While Trump has never acknowledged the negative political repercussions of his tariff policy toward China, his actions say otherwise. The most prominent example is his initiation of a large-scale bailout program aimed at subsidizing farmers, a group directly affected by the trade war and a key component of his voter base. Nevertheless, not only did the bailout program substantially worsen the government deficit, but it offered little electoral help to Republican candidates.
Despite polling indicating continued support for Trump among a considerable proportion of farmers leading up to the 2024 election, empirical evidence reveals that their verbal support for Trump does not necessarily translate into voting support for the Republican Party. Take Iowa, one of the regions hardest-hit during the trade war, for example: Many Republican farmers there have expressed unwavering support for Trump for his reelection, even in the face of potential trade conflicts with China. However, the 2018 midterm elections saw the GOP lose two congressional seats to the Democrats, resulting in the latter becoming the majority in the state.
Thus, the cost of another trade war with China is evidently more pronounced for GOP politicians from farm states than for Trump himself. Nearly a year ago, many rural Republicans already rejected Trump’s proposals to slap new tariffs on Chinese imports. Even within the House China Select Committee, where China hawks predominate, heated debates about the prospect of another trade war have never ceased, with concerned Republicans discreetly aligning with several Democrats in opposing such a possibility.
Considering Trump’s current sway over the GOP, a swath of Republican lawmakers are still reluctant to publicly criticize him. However, if faced with a choice between their own political careers and blindly following Trump, it is anticipated that many would prioritize their own interests over the former president. Historical precedents support this notion: In 2000, three out of four Republicans voted in favor of Bill Clinton’s decision to grant Beijing permanent normal trading privileges, demonstrating a willingness to break ranks when they believed it would serve the best interests of their constituencies – even just months before a presidential election.
While Trump is gaining stronger momentum among his supporters than in 2016 and 2020, a parallel anti-Trump force is also on the rise, both within and outside the GOP. Trump may not truly care about the victims of the trade war as he claims to do, but there is no way he could completely ignore the voices of rank-and-file Republican lawmakers. As Trump-backed candidates did not fare well in the 2022 midterm elections, he should have realized by now that if he does not wish to be a lame duck during a potential second term, he has to make a breakthrough on the razor-thin margin that House Republicans currently hold in 2024 and beyond.
With the ousting of their former House speaker, any rational Republican would prioritize stability over uncertainty at this juncture. Initiating another trade war with China would likely sow further discord within the already-divided GOP, exacerbating divisions rather than fostering unity.
Since the Biden administration has maintained most of Trump’s tariffs on China, the former president will continue to tout the idea of a trade war 2.0 in the lead-up to the general election, emphasizing his greater determination to counter China than his Democratic counterpart.

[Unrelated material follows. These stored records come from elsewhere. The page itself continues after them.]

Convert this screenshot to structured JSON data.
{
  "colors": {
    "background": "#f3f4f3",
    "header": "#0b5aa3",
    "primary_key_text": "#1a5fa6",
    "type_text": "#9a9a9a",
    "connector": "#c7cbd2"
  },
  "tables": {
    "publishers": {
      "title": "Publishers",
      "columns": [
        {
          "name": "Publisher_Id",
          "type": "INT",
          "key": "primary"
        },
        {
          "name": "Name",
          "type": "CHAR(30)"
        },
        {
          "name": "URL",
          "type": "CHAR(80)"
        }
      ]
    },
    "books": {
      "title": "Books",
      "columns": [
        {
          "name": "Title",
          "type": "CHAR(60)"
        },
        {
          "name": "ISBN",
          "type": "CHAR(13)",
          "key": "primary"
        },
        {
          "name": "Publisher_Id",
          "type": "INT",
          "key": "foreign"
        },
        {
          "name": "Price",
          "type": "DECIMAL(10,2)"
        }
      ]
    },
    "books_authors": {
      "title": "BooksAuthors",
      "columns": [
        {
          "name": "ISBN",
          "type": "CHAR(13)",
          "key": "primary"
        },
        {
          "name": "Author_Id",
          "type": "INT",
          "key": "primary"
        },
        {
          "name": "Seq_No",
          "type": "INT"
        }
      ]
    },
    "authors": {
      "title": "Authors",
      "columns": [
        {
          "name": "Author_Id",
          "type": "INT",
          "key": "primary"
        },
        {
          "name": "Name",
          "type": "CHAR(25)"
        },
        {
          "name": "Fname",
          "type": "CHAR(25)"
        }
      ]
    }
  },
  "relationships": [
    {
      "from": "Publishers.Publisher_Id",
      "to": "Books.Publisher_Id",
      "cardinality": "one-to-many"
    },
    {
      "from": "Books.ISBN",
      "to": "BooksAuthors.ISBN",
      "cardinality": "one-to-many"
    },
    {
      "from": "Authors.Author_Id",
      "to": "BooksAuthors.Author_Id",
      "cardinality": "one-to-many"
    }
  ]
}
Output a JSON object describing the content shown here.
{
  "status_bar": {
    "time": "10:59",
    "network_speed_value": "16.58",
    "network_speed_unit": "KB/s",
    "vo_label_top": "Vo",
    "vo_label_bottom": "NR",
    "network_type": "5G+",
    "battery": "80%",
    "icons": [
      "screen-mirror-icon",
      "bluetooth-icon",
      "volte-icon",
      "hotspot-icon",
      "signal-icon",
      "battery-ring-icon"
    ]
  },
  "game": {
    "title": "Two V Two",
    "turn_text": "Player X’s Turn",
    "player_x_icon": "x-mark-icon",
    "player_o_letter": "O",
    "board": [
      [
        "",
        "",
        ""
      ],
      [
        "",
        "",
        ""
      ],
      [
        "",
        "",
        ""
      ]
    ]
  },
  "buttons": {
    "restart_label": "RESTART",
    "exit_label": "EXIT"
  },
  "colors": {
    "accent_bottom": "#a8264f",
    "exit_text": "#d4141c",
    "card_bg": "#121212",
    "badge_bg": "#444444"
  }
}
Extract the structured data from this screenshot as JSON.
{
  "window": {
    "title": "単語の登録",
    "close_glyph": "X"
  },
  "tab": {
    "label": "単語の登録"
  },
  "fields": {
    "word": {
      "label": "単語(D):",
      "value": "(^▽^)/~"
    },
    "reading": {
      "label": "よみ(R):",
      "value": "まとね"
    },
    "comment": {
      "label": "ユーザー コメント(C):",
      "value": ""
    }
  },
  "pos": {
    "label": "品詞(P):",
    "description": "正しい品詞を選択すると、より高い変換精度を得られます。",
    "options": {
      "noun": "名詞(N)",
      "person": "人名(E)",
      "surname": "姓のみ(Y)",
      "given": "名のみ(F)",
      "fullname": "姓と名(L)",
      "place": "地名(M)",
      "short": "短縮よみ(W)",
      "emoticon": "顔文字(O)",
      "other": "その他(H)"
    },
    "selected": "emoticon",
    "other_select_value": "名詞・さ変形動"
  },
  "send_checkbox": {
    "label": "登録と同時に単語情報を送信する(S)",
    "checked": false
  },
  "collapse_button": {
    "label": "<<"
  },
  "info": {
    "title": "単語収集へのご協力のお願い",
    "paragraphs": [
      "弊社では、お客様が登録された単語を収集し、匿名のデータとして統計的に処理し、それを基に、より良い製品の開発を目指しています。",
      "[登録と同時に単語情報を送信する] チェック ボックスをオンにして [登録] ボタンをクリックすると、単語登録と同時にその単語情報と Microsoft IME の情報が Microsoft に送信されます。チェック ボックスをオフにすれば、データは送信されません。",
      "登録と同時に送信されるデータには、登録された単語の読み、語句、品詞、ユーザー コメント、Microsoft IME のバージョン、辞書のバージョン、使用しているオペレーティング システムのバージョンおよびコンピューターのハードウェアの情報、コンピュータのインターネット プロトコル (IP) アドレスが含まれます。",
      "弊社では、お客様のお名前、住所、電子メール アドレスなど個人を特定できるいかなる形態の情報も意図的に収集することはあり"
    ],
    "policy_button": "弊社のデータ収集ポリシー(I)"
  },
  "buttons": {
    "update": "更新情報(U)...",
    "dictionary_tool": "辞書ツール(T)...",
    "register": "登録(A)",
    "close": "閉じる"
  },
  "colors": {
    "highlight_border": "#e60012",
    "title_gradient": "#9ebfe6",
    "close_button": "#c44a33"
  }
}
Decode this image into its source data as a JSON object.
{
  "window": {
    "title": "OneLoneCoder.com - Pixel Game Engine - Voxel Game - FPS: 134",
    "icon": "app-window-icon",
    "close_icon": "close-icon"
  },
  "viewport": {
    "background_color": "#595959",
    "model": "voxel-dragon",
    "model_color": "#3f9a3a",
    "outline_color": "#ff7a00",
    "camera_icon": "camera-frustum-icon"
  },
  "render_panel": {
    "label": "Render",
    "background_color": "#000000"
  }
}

Nevertheless, if the lessons of the previous three elections have taught Trump anything, it is that he and his party are the ones ultimately paying the political price of the trade war. And the significant rejection from within the GOP is becoming a formidable deterrent to his pursuit of such an agenda.